“Taste a special coffee,” an in-store sign suggested, “that’s helping transform farmers lives.” “A Promising Future in Every Pound,” a company press release heralded. “Following the devastating events of 1994,” a brochure added only vaguely mentioning the country’s troubled past, “this new cash crop has given Rwandan farmers hope for a better future and helped them afford better education, medicine, and housing.”
The company did the same thing in Colombia. By paying “better prices” for coffee, Starbucks claimed in a short documentary on its web-page, a sort “white paper” for the video age, that it was aiding in the “the fight against drug trafficking” by providing students with math books, healthy lunches, and desktop computers and “creating more economic stability and a better life for the farmers.”
But Starbucks’ policies in Rwanda and Columbia were not, just like US foreign policy isn’t, self-less acts. According to a Starbucks sign, “A Better Living for Farmers” translated into “Better Coffee for You.” (See, like the FDA, it does quality control as well.)
“The country,” Howard Schultz declared earlier this month in speech on unemployment, “is not in a crisis. This an emergency.”
Unlike Washington, Starbucks USA, Schultz said, was doing its part, hiring 200 workers a day to remodel existing stores and staff new ones. But he insisted it was time to put aside partisan squabbling and do more to get the economy moving. Backing another end-run around the federal government, he still remained sensitive to the current political moment. He pledged to kick-start the nation’s economy without raising taxes.
Starting on November 1, Starbucks will begin to collect donations of $5 or more from customers – that is just about the price of a grande mocha frappuccino – to build its “Jobs for USA” program. With the funds, Starbucks, working with its nonprofit partner the Opportunity Finance Network, will provide loans to small businesses and community groups around the country. Everyone who chips in will get a red, white, and blue wristband that says “Indivisible” and broadcasts their allegiance to the Starbucks, USA flag.
Governing with Band-Aides
“I would beg [Washington],” Howard Schultz pleaded when he announced his jobs stimulus package, “[to] wake up and understand you took an oath of office to represent the country, not personal ideology.”
Many share Schultz’s frustrations. That’s why people they are listening to him and looking to Starbucks to save us.
Every recent opinion poll shows that Americans, like Schultz, have lost faith in the ability of Washington and State Houses, Congress and the president, Republicans and Democrats to tackle the problems we face at home and around the world. Yet we still want solutions. We haven’t given up trying to fix things. That is what Starbucks is offering -- solutions to the deep-seated problems that used to be solved by government. Citizens have responded, in turn, by out-sourcing their politics to the companies they do business with.

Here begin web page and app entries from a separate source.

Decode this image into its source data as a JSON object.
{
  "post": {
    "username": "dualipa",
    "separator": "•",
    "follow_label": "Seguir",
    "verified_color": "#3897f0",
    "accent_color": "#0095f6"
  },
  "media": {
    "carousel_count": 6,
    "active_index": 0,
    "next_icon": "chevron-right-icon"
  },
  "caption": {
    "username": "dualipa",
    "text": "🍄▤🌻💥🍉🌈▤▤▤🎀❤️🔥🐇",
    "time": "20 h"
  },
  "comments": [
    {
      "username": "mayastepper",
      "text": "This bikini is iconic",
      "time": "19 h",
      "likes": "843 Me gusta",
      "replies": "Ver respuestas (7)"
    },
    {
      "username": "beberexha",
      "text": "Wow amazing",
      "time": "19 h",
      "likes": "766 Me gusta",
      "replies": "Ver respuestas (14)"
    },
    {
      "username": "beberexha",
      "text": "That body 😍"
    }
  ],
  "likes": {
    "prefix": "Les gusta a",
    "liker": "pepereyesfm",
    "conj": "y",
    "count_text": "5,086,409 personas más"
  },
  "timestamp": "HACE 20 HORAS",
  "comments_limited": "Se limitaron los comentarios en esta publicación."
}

But neither Starbucks nor the Gap or Ben and Jerry’s can’t solve the big problems, no matter how hard it hard tries. They can barely cover them up with band-aids. Schultz’s five-dollar donations will surely help a few entrepreneurs create jobs, perhaps hundreds of jobs, but they can’t make up the 7.9 million jobs lost since 2008. A few pennies more for a pound of Rwanda coffee will help some growers there, but it won’t get this country back on track or make up for decades of imperial plunder. And those Starbucks coffee cups made out of recycled fibers can’t stop climate change. They can’t even be recycled.
What Starbucks USA’s policies do offer us is a chance to feel better, to see ourselves as not as part of the problem, but as part of the solution. We are willing to pay the latte tax for this pat on the back. To quote a Starbucks sign, “Way to Go You!”
Bryant Simon is professor of History at Temple University. He is the author of Everything But the Coffee: Learning about America Through Starbucks.